Monday, March 22, 2010

Adopt-a-Pull Out Program

A piece by Alexandra Lange in today's New York Times reminded me of an idea I had back in August 2003;

Adopt-A-Pullout program is a shorter and less expensive way to be a part of the Adopt-A-Highway program. If you can’t afford to "adopt" a long stretch of highway, or freeway, perhaps you could support the maintenance of a pull out or passing lane, or even a cul-de-sac?

Wednesday, March 10, 2010

The Oscar for Extras

Written: {3/10/10}

Since the Academy Awards has expanded it’s award categories over the years - in 2010 there were (10) films, up from (5), nominated for best picture, and they are considering a future award for best Movie Titles Sequence, why not an Oscar for Extras?

It would obviously have to be a separate event from the main red carpet event in Hollywood. There could be thousands in wings and in the audience! They would show clips of extras scenes from the nominated films – Pure extras! No stars! No Story!

This idea came to me back in 2005 after having seen Shaun of the Dead. The extras in that film were remarkable and would have won hands down as far as I’m concerned.

The film Gandhi had 300,000 extras. What a bill to pay if it had won!

Question: What does a single Oscar statue cost to produce?

Things to consider: The engraving of the winning picture on 10,000 awards would take months.

It would take hours for the winners (10,000 soldiers, perhaps in make up and costume?) to accept the statues.

Friday, March 5, 2010

Corporate America Announces Partnership With Nature

Back in February of 2004 I wrote a piece satirizing our corporate culture.

Five years later, in August of 2009,

I saw a review of Rebecca Solnit’s book "A Paradise Built in Hell" in the N.Y. Times.

Is this another instance of parallel thinking?

My satire went a bit further than Solnit’s analysis,

applying our mutual observation to its ultimate conclusion;

corporations will eventually embrace this oblique perspective.

Corporate America Announces

Partnership with Nature.

Judging from mankind’s overwhelmingly generous responses to natural disasters, it is obvious that catastrophe brings out the best in mankind: i.e. Hurricane Katrina.

Whereas the Bush Administration was a disaster in leadership,
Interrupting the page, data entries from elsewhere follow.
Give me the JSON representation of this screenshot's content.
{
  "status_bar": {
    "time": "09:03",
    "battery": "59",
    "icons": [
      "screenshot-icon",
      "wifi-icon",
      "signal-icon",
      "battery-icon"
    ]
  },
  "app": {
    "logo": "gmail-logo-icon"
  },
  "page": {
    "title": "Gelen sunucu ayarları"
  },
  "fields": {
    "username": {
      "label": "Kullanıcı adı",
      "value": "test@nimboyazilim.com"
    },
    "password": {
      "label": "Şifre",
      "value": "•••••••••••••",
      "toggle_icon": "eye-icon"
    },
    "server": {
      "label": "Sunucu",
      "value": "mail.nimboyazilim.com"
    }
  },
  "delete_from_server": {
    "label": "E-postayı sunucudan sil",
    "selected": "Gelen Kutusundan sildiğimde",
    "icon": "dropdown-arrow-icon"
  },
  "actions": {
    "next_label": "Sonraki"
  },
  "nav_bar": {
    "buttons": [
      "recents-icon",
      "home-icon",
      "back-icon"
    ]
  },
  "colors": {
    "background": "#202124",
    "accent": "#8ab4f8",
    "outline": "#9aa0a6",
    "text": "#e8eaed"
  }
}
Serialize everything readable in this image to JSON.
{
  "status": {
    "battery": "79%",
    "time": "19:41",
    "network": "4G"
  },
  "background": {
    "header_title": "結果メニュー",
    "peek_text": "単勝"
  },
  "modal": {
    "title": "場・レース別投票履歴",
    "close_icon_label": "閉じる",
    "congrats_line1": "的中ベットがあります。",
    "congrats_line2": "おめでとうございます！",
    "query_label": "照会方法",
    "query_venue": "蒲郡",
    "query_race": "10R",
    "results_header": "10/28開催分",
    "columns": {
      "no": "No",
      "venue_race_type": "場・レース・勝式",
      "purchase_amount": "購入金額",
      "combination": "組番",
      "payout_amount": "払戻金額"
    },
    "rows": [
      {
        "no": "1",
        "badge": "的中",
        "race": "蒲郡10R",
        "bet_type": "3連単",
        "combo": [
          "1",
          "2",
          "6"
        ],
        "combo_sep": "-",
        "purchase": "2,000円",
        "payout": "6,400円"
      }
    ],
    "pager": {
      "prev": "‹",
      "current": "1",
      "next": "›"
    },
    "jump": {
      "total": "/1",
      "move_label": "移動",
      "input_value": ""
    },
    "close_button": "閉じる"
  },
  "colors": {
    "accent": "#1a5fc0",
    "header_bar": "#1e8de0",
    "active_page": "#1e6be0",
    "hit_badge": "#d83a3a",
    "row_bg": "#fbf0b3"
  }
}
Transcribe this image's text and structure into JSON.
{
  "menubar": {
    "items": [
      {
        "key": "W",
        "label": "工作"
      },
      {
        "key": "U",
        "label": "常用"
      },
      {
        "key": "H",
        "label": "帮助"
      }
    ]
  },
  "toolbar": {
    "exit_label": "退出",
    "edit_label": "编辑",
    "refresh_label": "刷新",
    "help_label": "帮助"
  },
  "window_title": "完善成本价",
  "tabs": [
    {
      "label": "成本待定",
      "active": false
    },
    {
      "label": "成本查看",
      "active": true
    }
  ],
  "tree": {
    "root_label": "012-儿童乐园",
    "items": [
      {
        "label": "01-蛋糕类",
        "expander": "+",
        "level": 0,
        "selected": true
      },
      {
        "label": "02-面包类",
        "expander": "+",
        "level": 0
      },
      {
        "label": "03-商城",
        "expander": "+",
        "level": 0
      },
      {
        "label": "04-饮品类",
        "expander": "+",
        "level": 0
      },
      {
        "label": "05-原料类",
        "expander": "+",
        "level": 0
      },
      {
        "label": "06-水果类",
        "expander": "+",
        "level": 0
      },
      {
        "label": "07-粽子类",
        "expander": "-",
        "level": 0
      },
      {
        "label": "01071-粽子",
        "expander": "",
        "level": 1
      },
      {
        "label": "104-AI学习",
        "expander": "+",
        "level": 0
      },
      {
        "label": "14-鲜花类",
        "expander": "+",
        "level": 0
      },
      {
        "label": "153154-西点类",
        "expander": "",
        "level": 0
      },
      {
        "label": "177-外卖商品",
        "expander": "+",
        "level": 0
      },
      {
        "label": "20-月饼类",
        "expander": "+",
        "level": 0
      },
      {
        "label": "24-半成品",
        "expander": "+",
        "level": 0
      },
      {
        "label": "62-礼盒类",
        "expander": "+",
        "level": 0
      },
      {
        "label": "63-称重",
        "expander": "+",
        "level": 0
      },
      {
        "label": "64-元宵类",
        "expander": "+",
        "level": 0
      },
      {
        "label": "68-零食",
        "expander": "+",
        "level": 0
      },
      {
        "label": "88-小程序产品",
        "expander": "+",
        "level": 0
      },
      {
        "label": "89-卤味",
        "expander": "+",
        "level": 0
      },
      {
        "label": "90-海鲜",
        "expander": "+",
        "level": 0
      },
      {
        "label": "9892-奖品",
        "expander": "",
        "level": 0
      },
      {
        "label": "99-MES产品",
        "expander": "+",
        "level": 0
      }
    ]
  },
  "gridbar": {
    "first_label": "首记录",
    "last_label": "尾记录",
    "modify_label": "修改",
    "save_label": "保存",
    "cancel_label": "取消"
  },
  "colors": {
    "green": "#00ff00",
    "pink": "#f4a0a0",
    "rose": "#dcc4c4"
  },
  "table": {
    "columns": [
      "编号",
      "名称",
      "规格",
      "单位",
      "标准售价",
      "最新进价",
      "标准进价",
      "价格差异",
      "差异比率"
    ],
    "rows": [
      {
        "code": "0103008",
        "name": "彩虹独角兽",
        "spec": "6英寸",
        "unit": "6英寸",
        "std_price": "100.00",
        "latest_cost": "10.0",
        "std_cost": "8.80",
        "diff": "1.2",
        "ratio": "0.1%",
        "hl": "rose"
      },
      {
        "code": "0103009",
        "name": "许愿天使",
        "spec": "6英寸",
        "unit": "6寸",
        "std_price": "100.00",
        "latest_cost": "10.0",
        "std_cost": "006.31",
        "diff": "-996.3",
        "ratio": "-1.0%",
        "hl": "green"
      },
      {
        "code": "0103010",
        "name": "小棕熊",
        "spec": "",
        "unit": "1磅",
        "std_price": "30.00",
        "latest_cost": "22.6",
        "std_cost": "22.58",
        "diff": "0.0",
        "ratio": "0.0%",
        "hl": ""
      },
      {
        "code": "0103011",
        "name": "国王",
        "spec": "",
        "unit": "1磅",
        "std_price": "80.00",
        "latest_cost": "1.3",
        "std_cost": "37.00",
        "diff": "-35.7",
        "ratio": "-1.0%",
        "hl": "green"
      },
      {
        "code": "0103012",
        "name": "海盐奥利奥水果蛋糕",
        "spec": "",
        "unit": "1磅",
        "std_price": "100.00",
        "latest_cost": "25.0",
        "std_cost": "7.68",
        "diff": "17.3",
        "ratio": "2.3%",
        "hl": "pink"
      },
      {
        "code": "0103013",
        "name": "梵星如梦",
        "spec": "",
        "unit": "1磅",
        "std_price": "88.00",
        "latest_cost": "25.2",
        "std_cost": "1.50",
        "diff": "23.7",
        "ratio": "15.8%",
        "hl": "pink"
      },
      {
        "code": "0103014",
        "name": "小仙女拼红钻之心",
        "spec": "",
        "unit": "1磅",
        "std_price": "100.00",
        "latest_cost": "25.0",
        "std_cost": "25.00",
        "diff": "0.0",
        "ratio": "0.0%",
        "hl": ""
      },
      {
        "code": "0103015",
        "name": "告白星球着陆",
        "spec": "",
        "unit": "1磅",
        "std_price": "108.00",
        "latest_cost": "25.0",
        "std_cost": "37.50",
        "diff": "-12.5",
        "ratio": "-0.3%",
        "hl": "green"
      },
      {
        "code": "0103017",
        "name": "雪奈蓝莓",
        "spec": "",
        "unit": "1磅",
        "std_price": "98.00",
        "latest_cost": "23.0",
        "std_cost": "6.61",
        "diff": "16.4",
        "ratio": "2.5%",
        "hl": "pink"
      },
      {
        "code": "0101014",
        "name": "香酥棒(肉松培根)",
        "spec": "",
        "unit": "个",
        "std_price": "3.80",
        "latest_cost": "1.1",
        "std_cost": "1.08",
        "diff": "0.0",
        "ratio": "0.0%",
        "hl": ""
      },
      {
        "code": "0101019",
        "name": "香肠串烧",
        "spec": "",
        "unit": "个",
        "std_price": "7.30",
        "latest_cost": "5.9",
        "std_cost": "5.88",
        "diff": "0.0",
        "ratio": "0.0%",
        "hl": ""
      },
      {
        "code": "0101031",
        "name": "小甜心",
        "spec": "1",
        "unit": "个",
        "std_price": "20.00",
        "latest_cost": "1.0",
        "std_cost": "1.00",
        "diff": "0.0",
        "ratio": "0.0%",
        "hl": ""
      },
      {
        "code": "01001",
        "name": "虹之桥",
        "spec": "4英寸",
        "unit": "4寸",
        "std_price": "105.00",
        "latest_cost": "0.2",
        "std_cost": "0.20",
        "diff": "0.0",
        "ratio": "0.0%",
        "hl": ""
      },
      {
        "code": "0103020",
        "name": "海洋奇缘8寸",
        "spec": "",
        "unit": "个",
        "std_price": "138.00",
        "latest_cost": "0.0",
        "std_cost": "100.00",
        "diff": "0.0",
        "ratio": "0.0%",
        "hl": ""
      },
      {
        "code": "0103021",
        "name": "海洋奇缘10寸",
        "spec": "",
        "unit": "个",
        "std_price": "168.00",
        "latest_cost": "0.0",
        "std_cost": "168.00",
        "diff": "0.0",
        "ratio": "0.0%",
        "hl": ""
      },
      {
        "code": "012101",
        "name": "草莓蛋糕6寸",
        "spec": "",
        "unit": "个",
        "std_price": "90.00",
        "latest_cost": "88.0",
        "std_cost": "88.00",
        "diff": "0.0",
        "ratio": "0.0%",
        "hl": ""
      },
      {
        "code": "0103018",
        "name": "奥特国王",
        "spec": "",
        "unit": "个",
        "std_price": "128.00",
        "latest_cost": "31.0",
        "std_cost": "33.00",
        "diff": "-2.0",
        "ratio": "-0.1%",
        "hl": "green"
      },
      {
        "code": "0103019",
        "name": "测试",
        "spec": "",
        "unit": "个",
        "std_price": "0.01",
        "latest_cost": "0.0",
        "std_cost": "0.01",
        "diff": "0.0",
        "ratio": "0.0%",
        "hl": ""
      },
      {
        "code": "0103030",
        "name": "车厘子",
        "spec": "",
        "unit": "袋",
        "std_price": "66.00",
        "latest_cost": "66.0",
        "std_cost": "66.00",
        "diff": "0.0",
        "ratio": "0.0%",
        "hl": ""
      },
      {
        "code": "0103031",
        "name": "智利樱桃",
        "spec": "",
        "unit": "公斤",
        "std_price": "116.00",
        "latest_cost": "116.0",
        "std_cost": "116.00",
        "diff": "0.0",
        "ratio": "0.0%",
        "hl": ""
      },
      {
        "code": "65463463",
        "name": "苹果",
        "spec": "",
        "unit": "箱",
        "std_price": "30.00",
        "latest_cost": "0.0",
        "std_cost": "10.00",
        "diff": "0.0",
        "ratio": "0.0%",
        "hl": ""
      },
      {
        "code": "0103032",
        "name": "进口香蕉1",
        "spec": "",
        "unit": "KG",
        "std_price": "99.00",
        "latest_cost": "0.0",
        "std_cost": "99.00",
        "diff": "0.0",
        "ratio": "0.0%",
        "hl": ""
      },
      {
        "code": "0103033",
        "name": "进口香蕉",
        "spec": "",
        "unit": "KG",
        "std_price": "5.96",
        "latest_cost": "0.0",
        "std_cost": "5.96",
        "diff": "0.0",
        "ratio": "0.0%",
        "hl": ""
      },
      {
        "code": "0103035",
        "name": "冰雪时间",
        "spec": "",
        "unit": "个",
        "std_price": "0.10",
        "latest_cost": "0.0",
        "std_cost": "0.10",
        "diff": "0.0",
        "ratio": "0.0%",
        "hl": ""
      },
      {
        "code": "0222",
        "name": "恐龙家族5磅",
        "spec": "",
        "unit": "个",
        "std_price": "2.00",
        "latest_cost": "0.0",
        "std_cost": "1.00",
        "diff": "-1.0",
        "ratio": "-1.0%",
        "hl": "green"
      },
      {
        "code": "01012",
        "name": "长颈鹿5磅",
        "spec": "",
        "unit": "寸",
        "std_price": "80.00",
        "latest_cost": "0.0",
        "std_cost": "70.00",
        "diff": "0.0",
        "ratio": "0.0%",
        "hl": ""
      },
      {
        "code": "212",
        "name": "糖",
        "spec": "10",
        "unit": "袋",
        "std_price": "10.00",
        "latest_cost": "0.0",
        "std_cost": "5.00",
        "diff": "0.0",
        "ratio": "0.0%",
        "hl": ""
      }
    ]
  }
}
the people of America pitched in wholeheartedly and came to the rescue.

Since natural disasters bring out the best in all of us we think nature’s on to something

and that’s why we’re philosophically joining together.

Mankind, at its best, needs catastrophes.

Because of the Bush Administration, we have a great future to look forward to.

Mankind will have to be at it’s best, thanks to them, for a long time to come.

Perhaps our recent leadership should be honored instead of vilified

for their contribution to our future disasters.

Therefore, we, the Corporations of America, Wall Street Financiers, and the Banking Industry

now believe that, only if we have a future of ongoing catastrophes,

will mankind be at its best and achieve true nobility.

If Nature can forge disasters and bring out the best in mankind…

so can we.

Monday, March 1, 2010



In regards to the matter of blogging...

It dawns on me that linking up things I’ve written in the past with current events could be fodder for a blogging blurb.

Therefore, in reference to the recent article in the N.Y. Times...

about one of Descartes letters being found, I hereby submit the following originally written in 1967.



Descartes' search for a simple explanation of his philosophy had been formulating in his mind for a long time, but how exactly to state it precisely and concisely eluded him. However, one night as he struggled with the problem it came to him in a flash in the following way;

It was very late, the deepest part of the night. There were scraps of paper scattered about with notes scrawled on them; half finished sentences, marked through words; the detritus of forging an idea's existence.

His roommate, on a bed directly behind his desk, lay fast asleep. Descartes, weary from the mental frustration, rubbed his eyes, yawned and leaned back in his chair. Losing his balance, he fell over backwards, and crashed against his roommates bed. Awakened suddenly, his roommate sat up and seeing Descartes sprawled on the floor said, "What the hell's going on?"

Picking himself up off the floor Descartes replied, "I was stretching and leaned back too far in my chair and it tipped over. Sorry."

"Well, what time is it anyway?" the roommate asked.

“I think it's 4:00 a.m.,” Descartes replied.

"What did you say?”

“I said 'I think it's 4:00 am’"

“Oh…” answered his roommate,

“That makes more sense… I thought you said

‘I think, Therefore I am.’”